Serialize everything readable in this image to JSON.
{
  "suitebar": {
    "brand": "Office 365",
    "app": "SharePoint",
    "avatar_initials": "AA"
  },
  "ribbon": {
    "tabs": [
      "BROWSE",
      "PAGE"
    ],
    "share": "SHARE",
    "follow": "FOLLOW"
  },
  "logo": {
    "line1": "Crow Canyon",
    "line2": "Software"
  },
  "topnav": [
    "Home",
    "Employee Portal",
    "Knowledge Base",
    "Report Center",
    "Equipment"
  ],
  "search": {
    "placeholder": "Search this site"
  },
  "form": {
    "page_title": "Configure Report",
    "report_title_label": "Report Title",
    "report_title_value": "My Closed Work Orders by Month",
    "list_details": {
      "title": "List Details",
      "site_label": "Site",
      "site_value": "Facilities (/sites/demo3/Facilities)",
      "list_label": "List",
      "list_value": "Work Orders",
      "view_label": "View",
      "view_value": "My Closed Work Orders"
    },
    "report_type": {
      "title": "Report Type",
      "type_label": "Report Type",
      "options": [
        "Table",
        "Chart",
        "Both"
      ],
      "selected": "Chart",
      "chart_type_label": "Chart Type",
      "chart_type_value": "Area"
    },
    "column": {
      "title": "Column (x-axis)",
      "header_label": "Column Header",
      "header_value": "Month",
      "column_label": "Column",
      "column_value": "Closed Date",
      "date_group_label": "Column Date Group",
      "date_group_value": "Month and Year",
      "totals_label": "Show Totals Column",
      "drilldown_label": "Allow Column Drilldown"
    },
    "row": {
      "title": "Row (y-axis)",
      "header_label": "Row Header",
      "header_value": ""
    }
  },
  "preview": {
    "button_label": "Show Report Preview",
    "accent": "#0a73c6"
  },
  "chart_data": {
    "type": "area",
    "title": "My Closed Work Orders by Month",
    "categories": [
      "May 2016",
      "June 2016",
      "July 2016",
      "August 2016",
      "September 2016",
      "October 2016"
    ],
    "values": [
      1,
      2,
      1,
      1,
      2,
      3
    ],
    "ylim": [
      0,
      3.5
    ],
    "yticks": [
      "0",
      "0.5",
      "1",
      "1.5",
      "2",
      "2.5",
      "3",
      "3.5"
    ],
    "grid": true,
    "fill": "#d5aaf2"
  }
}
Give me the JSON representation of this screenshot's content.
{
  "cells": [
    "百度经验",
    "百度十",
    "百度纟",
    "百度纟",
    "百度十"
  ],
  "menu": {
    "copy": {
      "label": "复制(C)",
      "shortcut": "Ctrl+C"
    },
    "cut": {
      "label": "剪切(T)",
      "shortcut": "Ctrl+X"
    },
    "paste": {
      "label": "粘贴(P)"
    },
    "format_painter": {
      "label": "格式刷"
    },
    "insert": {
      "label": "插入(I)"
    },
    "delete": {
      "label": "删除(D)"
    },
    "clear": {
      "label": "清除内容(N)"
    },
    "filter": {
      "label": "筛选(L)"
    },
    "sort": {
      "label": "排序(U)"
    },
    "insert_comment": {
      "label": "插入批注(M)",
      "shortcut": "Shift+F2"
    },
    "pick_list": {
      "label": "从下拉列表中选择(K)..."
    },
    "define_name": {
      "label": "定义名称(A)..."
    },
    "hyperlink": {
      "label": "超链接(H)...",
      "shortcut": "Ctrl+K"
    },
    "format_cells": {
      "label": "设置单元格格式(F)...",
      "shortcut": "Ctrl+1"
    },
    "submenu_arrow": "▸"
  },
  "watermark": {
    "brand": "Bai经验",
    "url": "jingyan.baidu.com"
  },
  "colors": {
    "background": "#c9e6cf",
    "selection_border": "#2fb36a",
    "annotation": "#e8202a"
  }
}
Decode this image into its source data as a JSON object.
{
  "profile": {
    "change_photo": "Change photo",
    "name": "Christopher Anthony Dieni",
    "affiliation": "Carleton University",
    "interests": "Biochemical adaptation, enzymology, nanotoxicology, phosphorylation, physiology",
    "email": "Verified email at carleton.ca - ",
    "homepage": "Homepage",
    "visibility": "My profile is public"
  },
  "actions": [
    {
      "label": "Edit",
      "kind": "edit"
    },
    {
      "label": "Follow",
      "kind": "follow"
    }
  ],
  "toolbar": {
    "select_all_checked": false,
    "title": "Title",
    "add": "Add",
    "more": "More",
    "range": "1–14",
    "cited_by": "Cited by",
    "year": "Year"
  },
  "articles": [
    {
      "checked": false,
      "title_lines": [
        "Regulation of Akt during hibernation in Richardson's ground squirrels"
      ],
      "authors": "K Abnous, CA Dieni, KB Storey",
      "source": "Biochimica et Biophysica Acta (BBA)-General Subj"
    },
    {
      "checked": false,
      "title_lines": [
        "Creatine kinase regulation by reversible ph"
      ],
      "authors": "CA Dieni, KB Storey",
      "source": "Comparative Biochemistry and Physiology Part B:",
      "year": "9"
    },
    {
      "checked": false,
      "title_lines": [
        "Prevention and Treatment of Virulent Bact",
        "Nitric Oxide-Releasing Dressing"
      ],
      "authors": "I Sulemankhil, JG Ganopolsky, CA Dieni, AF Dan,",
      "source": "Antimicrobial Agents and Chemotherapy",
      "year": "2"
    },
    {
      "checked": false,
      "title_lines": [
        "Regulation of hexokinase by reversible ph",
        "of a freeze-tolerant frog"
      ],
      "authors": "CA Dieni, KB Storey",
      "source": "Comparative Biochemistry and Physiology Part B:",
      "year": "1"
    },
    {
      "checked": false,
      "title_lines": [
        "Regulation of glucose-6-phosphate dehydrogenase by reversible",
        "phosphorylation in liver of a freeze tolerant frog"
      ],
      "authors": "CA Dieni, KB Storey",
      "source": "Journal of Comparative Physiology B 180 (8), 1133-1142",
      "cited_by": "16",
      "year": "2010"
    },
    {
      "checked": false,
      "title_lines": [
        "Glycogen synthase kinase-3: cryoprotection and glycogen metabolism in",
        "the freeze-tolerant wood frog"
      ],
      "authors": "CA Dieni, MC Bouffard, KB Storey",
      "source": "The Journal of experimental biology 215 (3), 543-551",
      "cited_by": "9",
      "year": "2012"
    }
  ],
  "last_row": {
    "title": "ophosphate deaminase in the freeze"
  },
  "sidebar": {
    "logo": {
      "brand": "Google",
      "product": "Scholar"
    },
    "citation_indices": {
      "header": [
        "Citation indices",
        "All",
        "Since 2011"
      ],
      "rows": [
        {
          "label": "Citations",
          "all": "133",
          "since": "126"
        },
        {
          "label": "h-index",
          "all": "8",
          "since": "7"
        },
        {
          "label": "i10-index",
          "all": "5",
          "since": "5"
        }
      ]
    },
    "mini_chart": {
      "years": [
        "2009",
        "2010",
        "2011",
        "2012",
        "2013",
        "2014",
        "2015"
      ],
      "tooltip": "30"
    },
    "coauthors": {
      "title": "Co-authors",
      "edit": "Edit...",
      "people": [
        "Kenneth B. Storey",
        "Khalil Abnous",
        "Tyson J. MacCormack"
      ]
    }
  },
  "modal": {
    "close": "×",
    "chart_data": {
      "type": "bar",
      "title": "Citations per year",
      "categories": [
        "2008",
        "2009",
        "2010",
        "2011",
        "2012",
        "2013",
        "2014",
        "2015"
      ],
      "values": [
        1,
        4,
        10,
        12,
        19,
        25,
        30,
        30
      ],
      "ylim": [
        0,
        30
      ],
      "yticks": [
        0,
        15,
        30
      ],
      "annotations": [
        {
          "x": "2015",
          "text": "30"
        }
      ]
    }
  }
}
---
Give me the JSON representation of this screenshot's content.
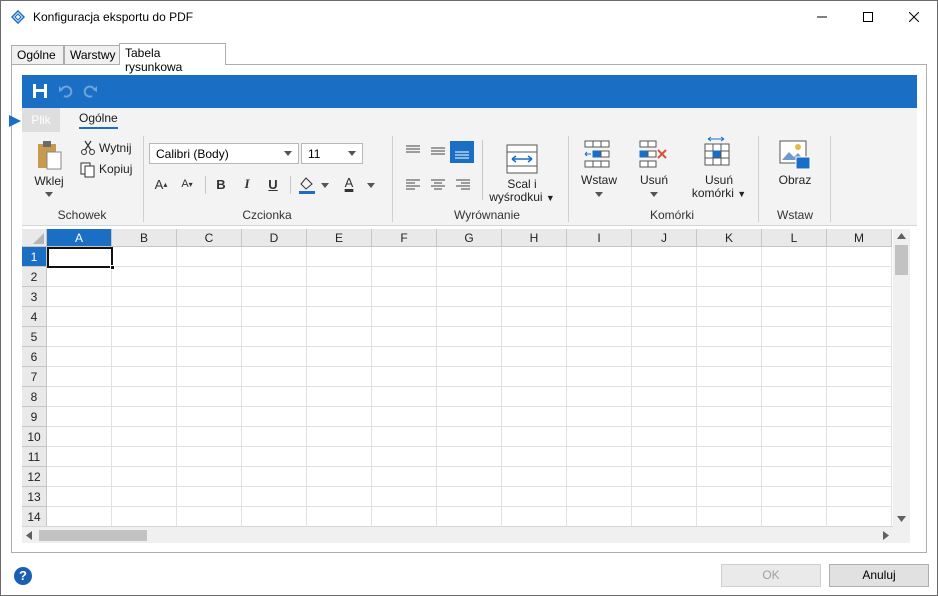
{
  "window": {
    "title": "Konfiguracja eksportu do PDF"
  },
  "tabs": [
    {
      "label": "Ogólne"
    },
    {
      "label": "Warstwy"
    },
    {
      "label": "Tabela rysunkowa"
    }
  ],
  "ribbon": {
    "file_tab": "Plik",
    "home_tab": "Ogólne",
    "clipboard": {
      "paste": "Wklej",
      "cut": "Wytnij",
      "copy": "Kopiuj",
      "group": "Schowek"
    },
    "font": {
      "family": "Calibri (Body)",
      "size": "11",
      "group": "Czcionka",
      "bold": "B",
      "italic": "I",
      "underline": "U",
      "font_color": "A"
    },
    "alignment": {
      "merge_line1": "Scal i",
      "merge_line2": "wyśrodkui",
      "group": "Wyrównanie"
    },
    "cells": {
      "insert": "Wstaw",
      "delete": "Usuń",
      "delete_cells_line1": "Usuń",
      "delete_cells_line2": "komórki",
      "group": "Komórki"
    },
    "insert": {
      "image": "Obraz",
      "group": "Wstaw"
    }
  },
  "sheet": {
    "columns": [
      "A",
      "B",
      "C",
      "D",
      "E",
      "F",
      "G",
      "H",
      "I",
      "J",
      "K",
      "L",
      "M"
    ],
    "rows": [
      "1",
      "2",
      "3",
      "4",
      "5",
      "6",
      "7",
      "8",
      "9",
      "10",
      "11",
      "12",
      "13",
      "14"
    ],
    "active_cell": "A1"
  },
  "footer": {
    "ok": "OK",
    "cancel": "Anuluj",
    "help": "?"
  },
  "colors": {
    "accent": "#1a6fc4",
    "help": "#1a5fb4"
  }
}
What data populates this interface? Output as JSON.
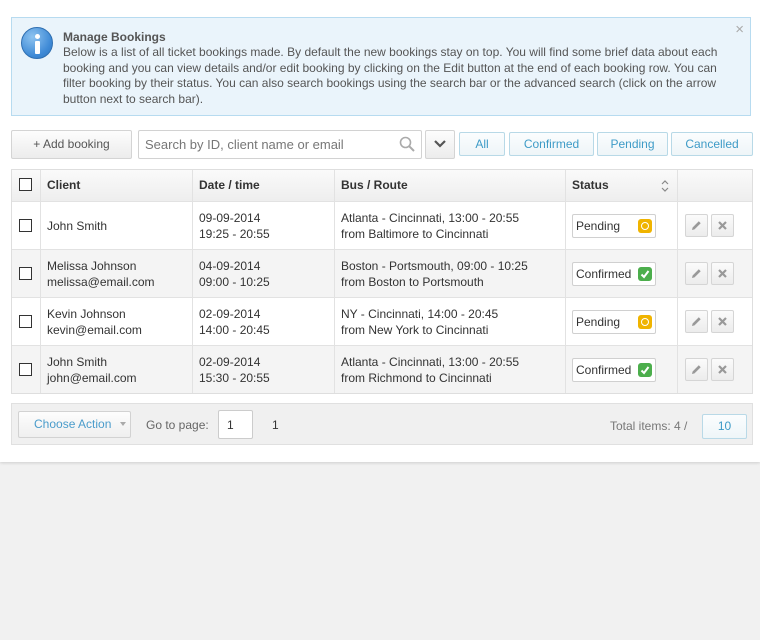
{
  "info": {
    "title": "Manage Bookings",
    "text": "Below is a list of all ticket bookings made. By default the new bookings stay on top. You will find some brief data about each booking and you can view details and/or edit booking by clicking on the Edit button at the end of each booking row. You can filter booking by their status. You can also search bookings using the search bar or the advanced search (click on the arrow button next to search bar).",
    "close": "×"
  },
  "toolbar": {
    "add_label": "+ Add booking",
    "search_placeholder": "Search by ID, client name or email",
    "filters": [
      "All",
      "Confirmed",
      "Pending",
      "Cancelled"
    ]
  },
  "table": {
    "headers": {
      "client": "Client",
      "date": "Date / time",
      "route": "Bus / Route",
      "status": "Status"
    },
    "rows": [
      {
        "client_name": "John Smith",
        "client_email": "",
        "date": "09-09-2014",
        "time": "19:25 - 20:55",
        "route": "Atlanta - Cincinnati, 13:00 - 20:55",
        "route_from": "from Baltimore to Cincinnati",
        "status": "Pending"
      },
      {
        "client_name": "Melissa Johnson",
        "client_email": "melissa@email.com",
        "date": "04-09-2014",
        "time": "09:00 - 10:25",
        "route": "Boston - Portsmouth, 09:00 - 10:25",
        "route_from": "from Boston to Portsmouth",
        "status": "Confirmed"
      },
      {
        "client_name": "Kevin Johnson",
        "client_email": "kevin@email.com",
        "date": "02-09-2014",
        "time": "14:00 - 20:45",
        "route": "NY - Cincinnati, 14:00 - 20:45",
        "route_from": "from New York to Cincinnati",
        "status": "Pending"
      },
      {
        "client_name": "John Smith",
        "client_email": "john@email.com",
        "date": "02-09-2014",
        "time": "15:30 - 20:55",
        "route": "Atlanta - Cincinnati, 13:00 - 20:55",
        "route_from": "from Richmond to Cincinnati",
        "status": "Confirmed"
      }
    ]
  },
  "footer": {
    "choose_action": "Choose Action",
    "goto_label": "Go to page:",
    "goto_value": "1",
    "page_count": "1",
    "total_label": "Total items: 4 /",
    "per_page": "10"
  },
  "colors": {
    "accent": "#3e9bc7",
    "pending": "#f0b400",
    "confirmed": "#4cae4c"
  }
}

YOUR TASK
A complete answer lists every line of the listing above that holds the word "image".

SOLUTION BELOW
Serialize everything readable in this image to JSON.
Decode this image into its source data as a JSON object.
      "image": "Obraz",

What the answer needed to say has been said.